AIG News is optimised to be read with Adobe Reader. Versions are available for printing (with Adobe Reader version 4.1.3 or later) or either reading on-line or downloading for reading off-line with your laptop or tablet (with Adobe Reader version 6.1.5 or later). Both versions have been tested and are compatible with Apple Preview and iBooks for Mac and iPad users.

If you experience any difficulty accessing and reading AIG News using the Adobe Reader versions listed here technical support is available.

We hope that you enjoy the latest AIG News and welcome your feedback.

Exploration Radio #44 Exploring Barren Lands

Exploring Barren Lands with Chuck Fipke


The early 90s marked one of the biggest staking rushes in the Northwest Territories in northern Canada. A hundred years earlier, people had come pouring into the Canadian north looking for gold. This time around, they were looking for something else… diamonds.

At the centre of this new rush was Chuck Fipke and Dia Met Minerals, a junior explorer that had claimed to find the first diamond deposit in northern Canada – beating out giants like DeBeers. This discovery was to became the Ekati diamond mine, Canada’s first diamond mine and the start of the  Canadian Diamond industry.Now the story behind the discovery of diamonds in Canada is a long and complicated one. There were a number of people involved and events to cover. Previously we have had Eira Thomas on our show, who was involved in the second major diamond discovery in Canada.

In future episodes, we will cover other aspects of this story. If you are interested in finding out more, then I would highly recommend reading Kevin Krajick’s great book called Barren Lands which provides a lot of the context behind the events leading up to the Canadian diamond discoveries. And if you wanted to know more about Chuck’s personal story, then you should read Vernon Frolick’s excellent book Fire into Ice. On this episode of Exploration Radio, lets out more about Chuck Fipke and his lifelong desire to be an explorer.

Until next time. Keep exploring. 


AIG is proud to be a sponsor of Exploration Radio

Women in Leadership Scholarships

This is the final call for women working in the science sector to access leadership development scholarships in 2021.

The final date for expressions of interest has been extended to September 24.

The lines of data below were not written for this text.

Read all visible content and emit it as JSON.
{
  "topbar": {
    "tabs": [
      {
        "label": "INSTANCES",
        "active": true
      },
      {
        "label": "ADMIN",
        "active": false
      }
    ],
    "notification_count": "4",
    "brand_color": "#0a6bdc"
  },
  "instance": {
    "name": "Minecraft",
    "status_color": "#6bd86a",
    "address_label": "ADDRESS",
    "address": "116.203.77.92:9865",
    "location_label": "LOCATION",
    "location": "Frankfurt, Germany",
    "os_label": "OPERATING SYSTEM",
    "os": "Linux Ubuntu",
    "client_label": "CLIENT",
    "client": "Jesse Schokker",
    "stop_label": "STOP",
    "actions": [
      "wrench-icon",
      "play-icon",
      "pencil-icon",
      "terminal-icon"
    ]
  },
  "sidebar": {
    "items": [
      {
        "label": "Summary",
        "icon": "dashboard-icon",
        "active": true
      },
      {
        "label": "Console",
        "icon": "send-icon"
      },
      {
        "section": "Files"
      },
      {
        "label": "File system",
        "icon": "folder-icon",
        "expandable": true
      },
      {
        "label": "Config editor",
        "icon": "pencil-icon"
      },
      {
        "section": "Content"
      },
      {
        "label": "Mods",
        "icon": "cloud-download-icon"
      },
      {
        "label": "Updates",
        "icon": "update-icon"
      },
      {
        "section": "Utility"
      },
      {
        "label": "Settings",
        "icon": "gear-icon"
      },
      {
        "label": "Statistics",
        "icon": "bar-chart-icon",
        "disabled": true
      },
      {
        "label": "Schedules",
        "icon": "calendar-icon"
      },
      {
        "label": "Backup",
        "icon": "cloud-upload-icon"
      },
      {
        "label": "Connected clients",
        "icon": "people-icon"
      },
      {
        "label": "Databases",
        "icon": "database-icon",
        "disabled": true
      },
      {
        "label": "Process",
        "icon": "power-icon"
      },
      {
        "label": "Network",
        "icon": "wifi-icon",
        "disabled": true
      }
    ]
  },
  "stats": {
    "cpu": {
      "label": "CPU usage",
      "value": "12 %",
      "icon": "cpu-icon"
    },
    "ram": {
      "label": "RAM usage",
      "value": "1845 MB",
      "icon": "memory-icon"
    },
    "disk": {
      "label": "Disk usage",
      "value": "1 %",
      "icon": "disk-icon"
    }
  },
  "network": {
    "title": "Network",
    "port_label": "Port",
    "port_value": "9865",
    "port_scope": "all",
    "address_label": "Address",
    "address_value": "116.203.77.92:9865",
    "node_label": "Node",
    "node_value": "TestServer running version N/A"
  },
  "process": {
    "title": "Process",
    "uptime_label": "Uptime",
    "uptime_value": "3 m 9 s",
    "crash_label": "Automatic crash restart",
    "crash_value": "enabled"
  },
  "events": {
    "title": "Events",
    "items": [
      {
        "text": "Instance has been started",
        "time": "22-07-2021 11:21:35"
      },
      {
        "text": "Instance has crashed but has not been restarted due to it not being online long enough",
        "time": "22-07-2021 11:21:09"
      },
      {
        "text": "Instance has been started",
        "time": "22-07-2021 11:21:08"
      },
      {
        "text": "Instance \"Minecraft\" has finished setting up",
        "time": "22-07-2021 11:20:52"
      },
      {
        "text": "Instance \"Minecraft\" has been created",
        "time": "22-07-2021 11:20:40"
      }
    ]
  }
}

Partial scholarships of $1000-$5000 per person are available for women in the science sector.

The scholarships will be used to assist women to undertake a range of leadership development programs commencing in 2021 and 2022. Due to widespread support, a number of candidates have already secured scholarships and Women & Leadership Australia wishes to thank its industry partners for their support.

Further information is available here: